> **AIM OF THE EXERCISE**:
Each entry below is to be written out exactly, and the pictures are to be left out.

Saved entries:
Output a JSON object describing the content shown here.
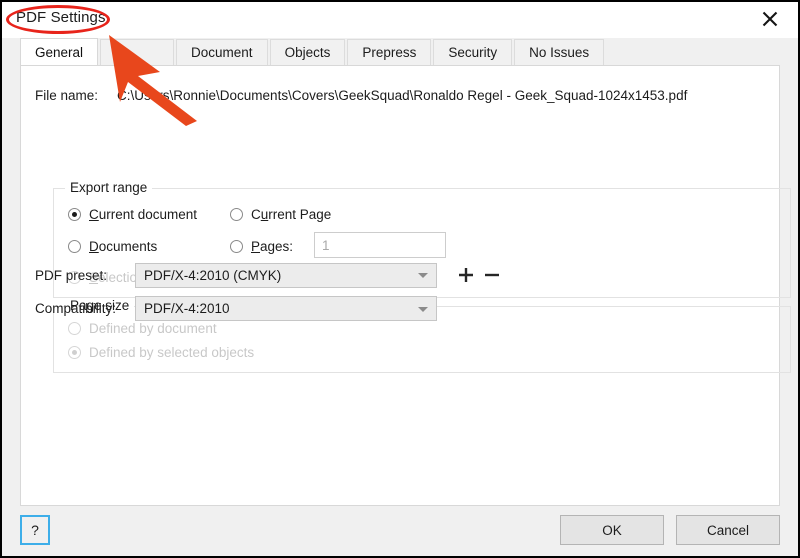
{
  "window": {
    "title": "PDF Settings",
    "close_icon": "close-icon"
  },
  "tabs": [
    {
      "label": "General",
      "active": true
    },
    {
      "label": "",
      "active": false,
      "obscured": true
    },
    {
      "label": "Document",
      "active": false
    },
    {
      "label": "Objects",
      "active": false
    },
    {
      "label": "Prepress",
      "active": false
    },
    {
      "label": "Security",
      "active": false
    },
    {
      "label": "No Issues",
      "active": false
    }
  ],
  "general": {
    "file_name_label": "File name:",
    "file_name_value": "C:\\Users\\Ronnie\\Documents\\Covers\\GeekSquad\\Ronaldo Regel - Geek_Squad-1024x1453.pdf",
    "export_range": {
      "legend": "Export range",
      "options": [
        {
          "label_pre": "",
          "mnemonic": "C",
          "label_post": "urrent document",
          "checked": true,
          "disabled": false
        },
        {
          "label_pre": "C",
          "mnemonic": "u",
          "label_post": "rrent Page",
          "checked": false,
          "disabled": false
        },
        {
          "label_pre": "",
          "mnemonic": "D",
          "label_post": "ocuments",
          "checked": false,
          "disabled": false
        },
        {
          "label_pre": "",
          "mnemonic": "P",
          "label_post": "ages:",
          "checked": false,
          "disabled": false
        },
        {
          "label_pre": "",
          "mnemonic": "S",
          "label_post": "election",
          "checked": false,
          "disabled": true
        }
      ],
      "pages_value": "1"
    },
    "page_size": {
      "legend": "Page size",
      "options": [
        {
          "label": "Defined by document",
          "checked": false,
          "disabled": true
        },
        {
          "label": "Defined by selected objects",
          "checked": true,
          "disabled": true
        }
      ]
    },
    "preset": {
      "label": "PDF preset:",
      "value": "PDF/X-4:2010 (CMYK)",
      "add_label": "+",
      "remove_label": "−"
    },
    "compatibility": {
      "label": "Compatibility:",
      "value": "PDF/X-4:2010"
    }
  },
  "footer": {
    "help_label": "?",
    "ok_label": "OK",
    "cancel_label": "Cancel"
  },
  "annotations": {
    "highlight_color": "#e8241b",
    "arrow_color": "#e8471c"
  }
}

> **ANSWER TO THIS EXERCISE**:
Output a JSON object describing the content shown here.
{
  "window": {
    "title": "PDF Settings",
    "close_icon": "close-icon"
  },
  "tabs": [
    {
      "label": "General",
      "active": true
    },
    {
      "label": "",
      "active": false,
      "obscured": true
    },
    {
      "label": "Document",
      "active": false
    },
    {
      "label": "Objects",
      "active": false
    },
    {
      "label": "Prepress",
      "active": false
    },
    {
      "label": "Security",
      "active": false
    },
    {
      "label": "No Issues",
      "active": false
    }
  ],
  "general": {
    "file_name_label": "File name:",
    "file_name_value": "C:\\Users\\Ronnie\\Documents\\Covers\\GeekSquad\\Ronaldo Regel - Geek_Squad-1024x1453.pdf",
    "export_range": {
      "legend": "Export range",
      "options": [
        {
          "label_pre": "",
          "mnemonic": "C",
          "label_post": "urrent document",
          "checked": true,
          "disabled": false
        },
        {
          "label_pre": "C",
          "mnemonic": "u",
          "label_post": "rrent Page",
          "checked": false,
          "disabled": false
        },
        {
          "label_pre": "",
          "mnemonic": "D",
          "label_post": "ocuments",
          "checked": false,
          "disabled": false
        },
        {
          "label_pre": "",
          "mnemonic": "P",
          "label_post": "ages:",
          "checked": false,
          "disabled": false
        },
        {
          "label_pre": "",
          "mnemonic": "S",
          "label_post": "election",
          "checked": false,
          "disabled": true
        }
      ],
      "pages_value": "1"
    },
    "page_size": {
      "legend": "Page size",
      "options": [
        {
          "label": "Defined by document",
          "checked": false,
          "disabled": true
        },
        {
          "label": "Defined by selected objects",
          "checked": true,
          "disabled": true
        }
      ]
    },
    "preset": {
      "label": "PDF preset:",
      "value": "PDF/X-4:2010 (CMYK)",
      "add_label": "+",
      "remove_label": "−"
    },
    "compatibility": {
      "label": "Compatibility:",
      "value": "PDF/X-4:2010"
    }
  },
  "footer": {
    "help_label": "?",
    "ok_label": "OK",
    "cancel_label": "Cancel"
  },
  "annotations": {
    "highlight_color": "#e8241b",
    "arrow_color": "#e8471c"
  }
}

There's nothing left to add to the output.